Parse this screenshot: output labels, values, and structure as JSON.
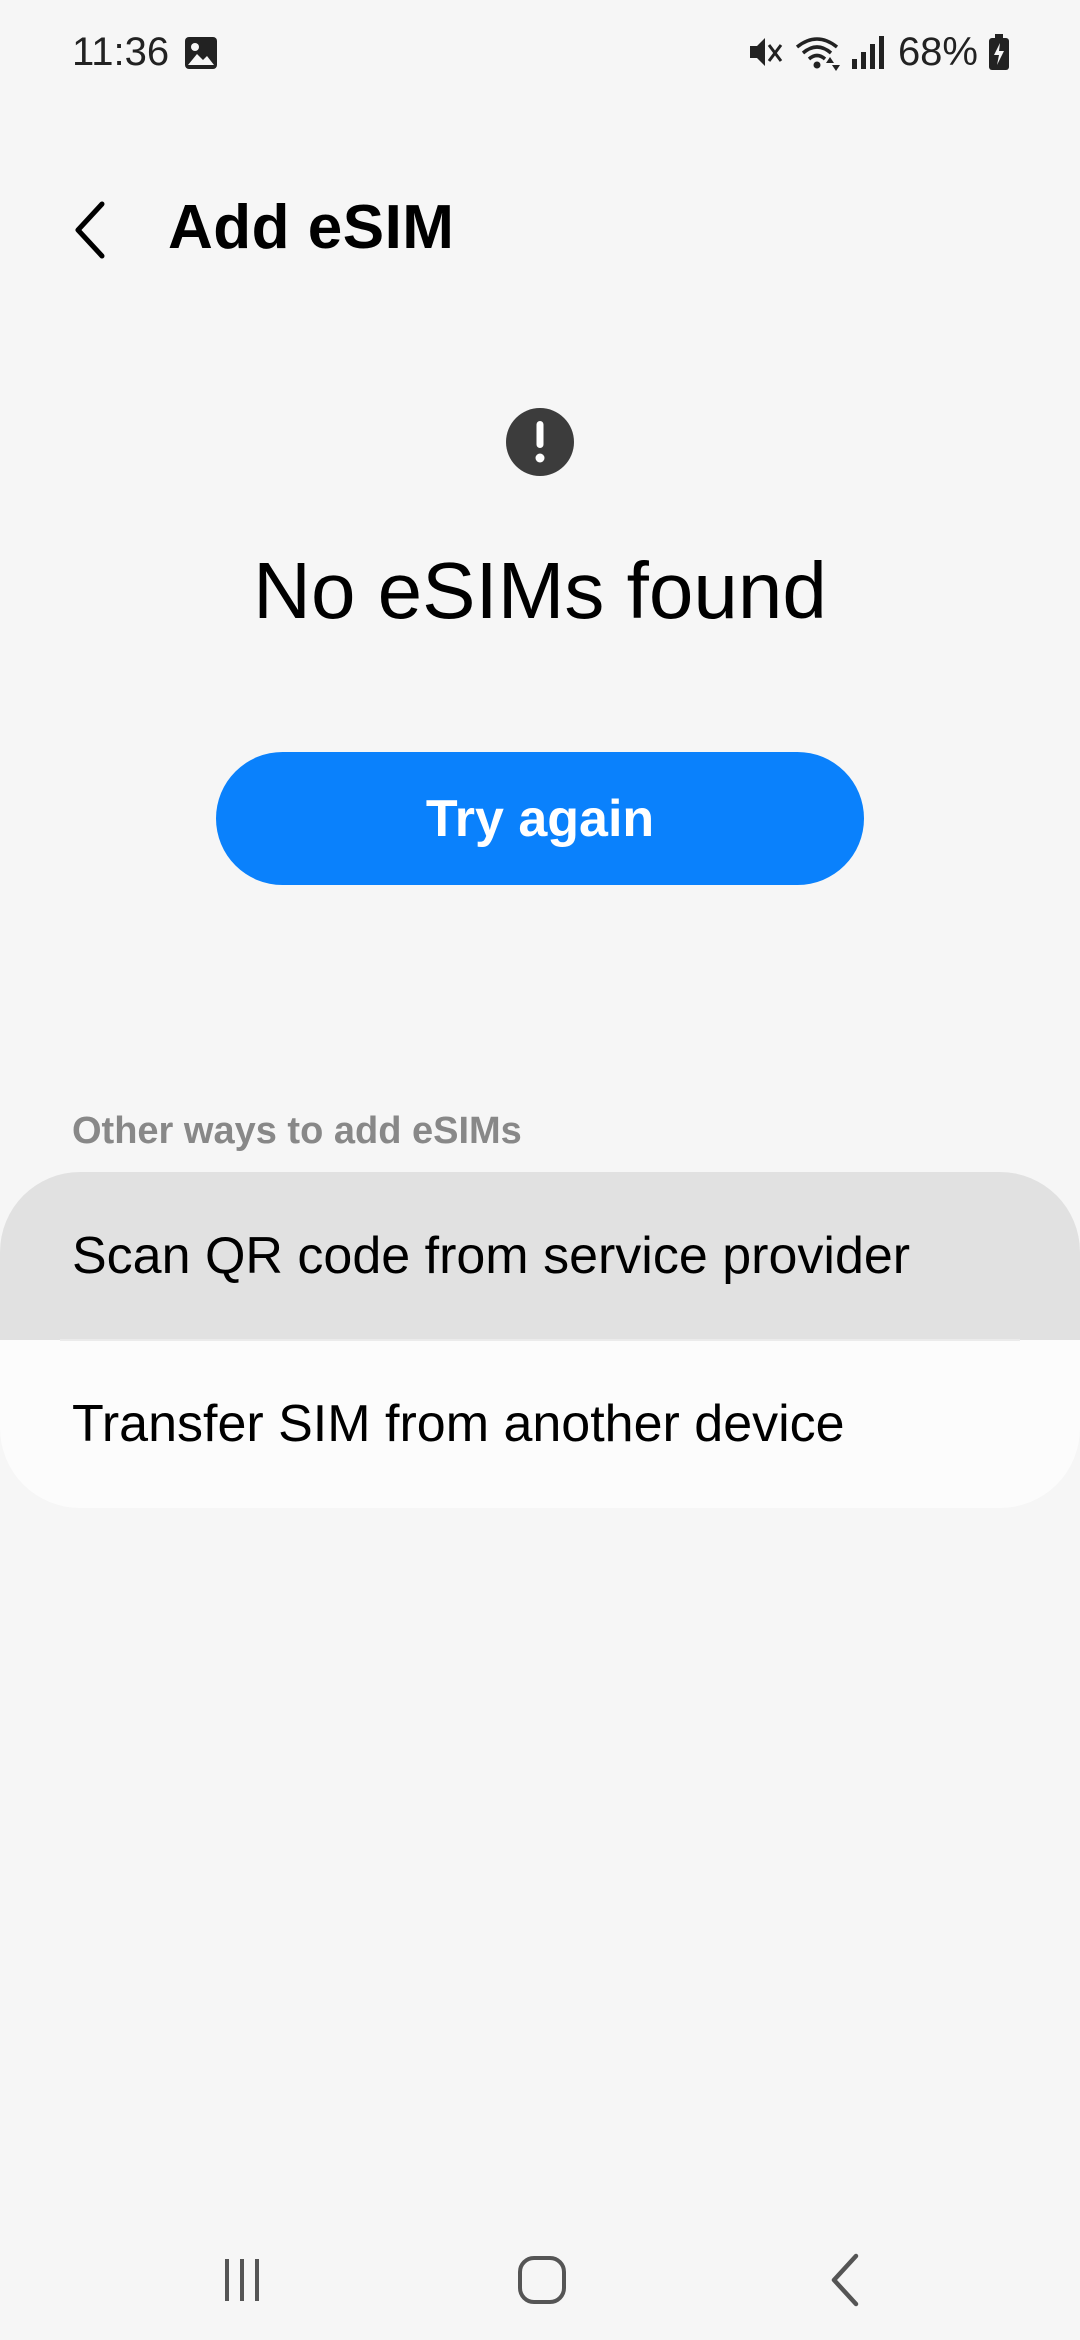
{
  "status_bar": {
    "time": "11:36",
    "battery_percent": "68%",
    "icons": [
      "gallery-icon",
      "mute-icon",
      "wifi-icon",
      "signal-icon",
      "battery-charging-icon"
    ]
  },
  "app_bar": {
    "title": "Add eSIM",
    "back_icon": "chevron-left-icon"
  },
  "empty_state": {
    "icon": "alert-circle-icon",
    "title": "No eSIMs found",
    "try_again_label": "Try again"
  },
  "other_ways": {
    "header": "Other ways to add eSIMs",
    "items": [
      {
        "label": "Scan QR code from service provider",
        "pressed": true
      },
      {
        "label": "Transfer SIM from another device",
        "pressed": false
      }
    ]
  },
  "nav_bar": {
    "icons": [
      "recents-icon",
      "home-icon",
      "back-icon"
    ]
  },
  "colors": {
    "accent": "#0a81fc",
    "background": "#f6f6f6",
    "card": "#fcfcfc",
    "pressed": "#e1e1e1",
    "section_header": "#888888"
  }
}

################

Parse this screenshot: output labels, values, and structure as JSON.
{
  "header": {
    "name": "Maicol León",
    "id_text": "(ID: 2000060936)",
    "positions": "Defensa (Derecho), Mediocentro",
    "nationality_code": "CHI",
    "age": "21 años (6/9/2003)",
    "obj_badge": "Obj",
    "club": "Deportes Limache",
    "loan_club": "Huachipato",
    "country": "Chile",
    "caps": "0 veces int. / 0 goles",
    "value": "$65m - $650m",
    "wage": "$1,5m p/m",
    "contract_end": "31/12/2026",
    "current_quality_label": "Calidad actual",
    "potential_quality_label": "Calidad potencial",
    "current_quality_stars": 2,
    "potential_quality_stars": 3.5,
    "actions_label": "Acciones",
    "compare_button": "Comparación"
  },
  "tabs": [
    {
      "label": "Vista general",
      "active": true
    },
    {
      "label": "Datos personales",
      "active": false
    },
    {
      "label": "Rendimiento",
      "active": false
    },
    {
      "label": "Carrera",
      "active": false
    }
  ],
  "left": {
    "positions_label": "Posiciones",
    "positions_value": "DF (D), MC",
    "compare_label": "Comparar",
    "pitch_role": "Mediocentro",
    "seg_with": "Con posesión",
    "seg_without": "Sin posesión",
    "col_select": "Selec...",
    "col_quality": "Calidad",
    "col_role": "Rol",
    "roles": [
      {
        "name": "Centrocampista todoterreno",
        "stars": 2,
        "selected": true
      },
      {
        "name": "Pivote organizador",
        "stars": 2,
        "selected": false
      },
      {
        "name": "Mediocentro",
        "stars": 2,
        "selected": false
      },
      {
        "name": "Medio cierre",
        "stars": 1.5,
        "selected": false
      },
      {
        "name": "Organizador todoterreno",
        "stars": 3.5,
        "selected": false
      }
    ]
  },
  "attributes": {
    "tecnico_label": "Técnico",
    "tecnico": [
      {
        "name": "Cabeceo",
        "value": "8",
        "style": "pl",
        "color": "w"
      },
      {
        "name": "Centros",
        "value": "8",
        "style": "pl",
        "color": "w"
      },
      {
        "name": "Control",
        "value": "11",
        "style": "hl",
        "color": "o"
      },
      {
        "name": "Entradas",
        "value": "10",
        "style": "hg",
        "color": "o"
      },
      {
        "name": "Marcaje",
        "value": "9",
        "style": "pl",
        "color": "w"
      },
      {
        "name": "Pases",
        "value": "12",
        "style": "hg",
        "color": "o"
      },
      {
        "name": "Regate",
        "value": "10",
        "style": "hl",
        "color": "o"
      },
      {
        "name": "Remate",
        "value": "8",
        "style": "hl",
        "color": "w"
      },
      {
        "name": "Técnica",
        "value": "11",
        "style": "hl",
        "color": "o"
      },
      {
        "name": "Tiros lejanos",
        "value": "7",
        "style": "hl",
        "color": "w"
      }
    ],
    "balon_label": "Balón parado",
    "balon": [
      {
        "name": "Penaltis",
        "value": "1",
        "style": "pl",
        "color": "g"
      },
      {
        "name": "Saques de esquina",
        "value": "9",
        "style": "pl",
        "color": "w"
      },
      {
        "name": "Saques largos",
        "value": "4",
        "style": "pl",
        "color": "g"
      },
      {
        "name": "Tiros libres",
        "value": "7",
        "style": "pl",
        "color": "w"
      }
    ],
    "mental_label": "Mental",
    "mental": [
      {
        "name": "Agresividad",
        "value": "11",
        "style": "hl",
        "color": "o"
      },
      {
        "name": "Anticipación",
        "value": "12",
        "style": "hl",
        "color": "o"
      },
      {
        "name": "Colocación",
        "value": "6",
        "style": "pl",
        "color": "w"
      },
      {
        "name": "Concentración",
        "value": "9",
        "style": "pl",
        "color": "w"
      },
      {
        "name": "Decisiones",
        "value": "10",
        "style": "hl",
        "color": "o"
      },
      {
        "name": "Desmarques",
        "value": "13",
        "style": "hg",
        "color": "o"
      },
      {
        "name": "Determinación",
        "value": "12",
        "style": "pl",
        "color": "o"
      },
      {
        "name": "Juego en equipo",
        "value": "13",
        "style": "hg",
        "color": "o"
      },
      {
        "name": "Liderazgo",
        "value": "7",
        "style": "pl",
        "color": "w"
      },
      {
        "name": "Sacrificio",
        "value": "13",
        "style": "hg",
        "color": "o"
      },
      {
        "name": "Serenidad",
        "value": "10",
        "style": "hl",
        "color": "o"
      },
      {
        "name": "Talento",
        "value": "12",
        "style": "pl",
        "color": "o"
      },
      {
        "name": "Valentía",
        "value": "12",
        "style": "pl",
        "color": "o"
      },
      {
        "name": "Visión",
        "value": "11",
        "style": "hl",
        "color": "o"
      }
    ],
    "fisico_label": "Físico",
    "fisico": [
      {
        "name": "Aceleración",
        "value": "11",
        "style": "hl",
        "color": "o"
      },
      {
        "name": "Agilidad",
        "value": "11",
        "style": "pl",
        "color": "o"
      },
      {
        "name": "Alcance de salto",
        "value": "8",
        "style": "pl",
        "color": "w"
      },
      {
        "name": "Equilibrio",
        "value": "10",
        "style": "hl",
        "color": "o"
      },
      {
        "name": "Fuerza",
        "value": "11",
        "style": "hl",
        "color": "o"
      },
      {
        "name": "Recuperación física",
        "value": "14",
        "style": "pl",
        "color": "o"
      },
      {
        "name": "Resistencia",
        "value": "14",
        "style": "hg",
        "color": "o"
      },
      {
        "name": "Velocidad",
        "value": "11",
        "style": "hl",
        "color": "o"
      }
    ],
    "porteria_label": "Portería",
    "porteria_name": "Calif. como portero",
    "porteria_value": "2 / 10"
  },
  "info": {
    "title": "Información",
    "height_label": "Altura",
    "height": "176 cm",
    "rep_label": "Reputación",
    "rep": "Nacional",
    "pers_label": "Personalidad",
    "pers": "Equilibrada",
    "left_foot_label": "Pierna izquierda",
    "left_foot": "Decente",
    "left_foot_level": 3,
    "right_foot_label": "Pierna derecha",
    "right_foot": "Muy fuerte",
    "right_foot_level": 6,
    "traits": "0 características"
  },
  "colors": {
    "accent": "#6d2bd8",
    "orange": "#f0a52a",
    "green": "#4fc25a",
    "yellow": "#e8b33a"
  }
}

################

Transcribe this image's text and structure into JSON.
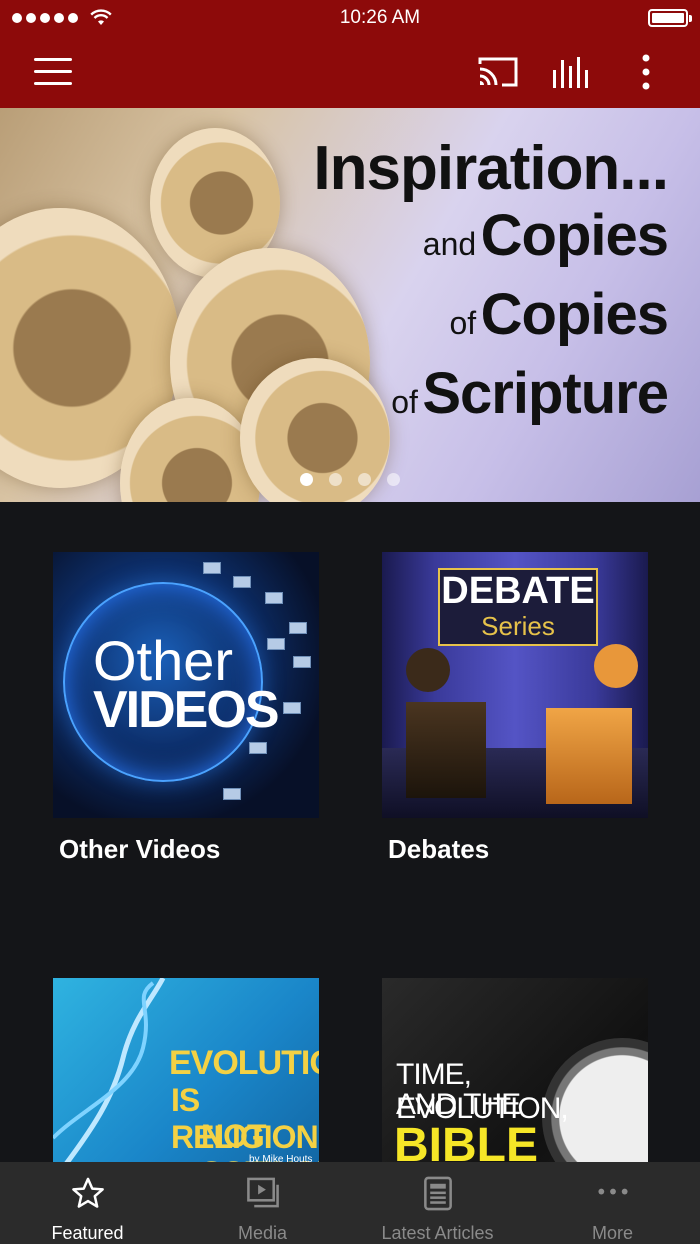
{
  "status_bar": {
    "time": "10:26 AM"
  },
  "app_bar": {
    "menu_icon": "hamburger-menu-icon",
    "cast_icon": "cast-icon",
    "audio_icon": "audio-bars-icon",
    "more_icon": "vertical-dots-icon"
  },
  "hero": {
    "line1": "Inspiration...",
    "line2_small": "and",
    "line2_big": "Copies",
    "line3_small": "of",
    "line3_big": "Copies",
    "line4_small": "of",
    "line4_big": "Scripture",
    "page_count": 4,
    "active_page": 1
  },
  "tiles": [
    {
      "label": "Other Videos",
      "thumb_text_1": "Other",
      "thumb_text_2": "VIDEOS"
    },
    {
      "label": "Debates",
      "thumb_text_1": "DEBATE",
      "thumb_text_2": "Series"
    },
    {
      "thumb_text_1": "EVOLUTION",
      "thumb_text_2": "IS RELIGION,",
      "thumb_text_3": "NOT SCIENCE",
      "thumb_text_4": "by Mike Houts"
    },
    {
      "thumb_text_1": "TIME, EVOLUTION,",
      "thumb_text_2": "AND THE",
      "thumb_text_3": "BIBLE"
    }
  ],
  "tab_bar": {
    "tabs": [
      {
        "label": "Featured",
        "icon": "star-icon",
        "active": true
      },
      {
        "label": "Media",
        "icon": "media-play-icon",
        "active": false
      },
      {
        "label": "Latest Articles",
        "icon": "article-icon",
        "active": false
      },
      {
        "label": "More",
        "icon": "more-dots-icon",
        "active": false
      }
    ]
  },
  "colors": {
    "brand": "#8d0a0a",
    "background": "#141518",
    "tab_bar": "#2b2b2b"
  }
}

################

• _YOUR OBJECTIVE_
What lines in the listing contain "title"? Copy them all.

• _SOLUTION TO THIS PROBLEM_
    "title": "Add eSIM",
    "title": "No eSIMs found",
    "title": "Información",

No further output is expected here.